The Centres of Excellence Programme covers training in Home Management, Food Preparation and Nutrition, Woodwork, Photography, Music, Agriculture, Building Technology, Learning Enhancement, Mathematics, Research and Information Technology.
Graduates, you might be too young to remember that one of the slogans we had for tourism years ago which said, “Tourism Is My Business, Yours Too”. Although we don’t use that slogan anymore, the message is always relevant and that’s why as you travel around Jamaica you will see signs that say, “Your Tourism Dollars Working For You.”
Right here in Montego Bay, tourism dollars from the Tourism Enhancement Fund have transformed the Montego Bay Civic Centre into a landmark Cultural Centre.
The Montego Bay and Old Fort Craft Markets are the beneficiaries of tourism dollars, as also the restoration of the historical Dome which marks the location of Montego Bay’s first domestic water supply source, at the intersection of Humber Avenue, Dome and Creek Streets.
So graduates, as you sadly bid goodbye to you glory days at Herbert Morrison Technical High, take heart in the fact that despite the challenges, HOPE lies ahead.
The Government of Jamaica and specifically the administration that I am pleased to be a part of, offers HOPE for a brighter future as we position Jamaica to be the place of choice to live, work, raise families and do business.
Tourism is an integral component of that HOPE and is playing its part in the fostering growth and prosperity.
You have the opportunity to be a part of the fastest growing economic sector worldwide and bring to bear your innovative skills as we strive to transform and ensure the sustainability of our industry and press towards holding the position of being the number one destination not just in the Caribbean, but throughout Latin America.

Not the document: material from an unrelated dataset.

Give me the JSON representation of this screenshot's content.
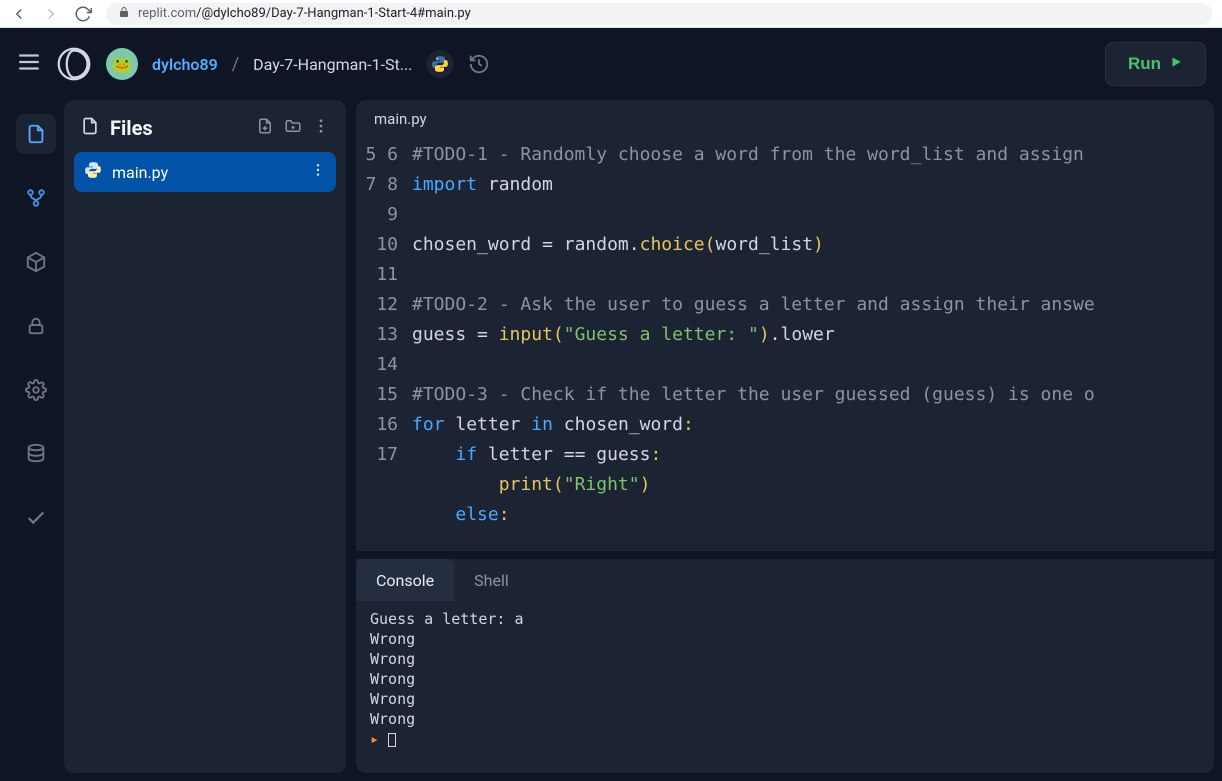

Graduates, I do hope that you will consider tourism as a viable career option.
In closing, I wish to congratulate you on achieving this important milestone and I encourage you to bold, curious and brave as you start your new journey. And never, never stop learning. I look out and see parents, family members and teachers who are beaming with pride. I am proud of you too.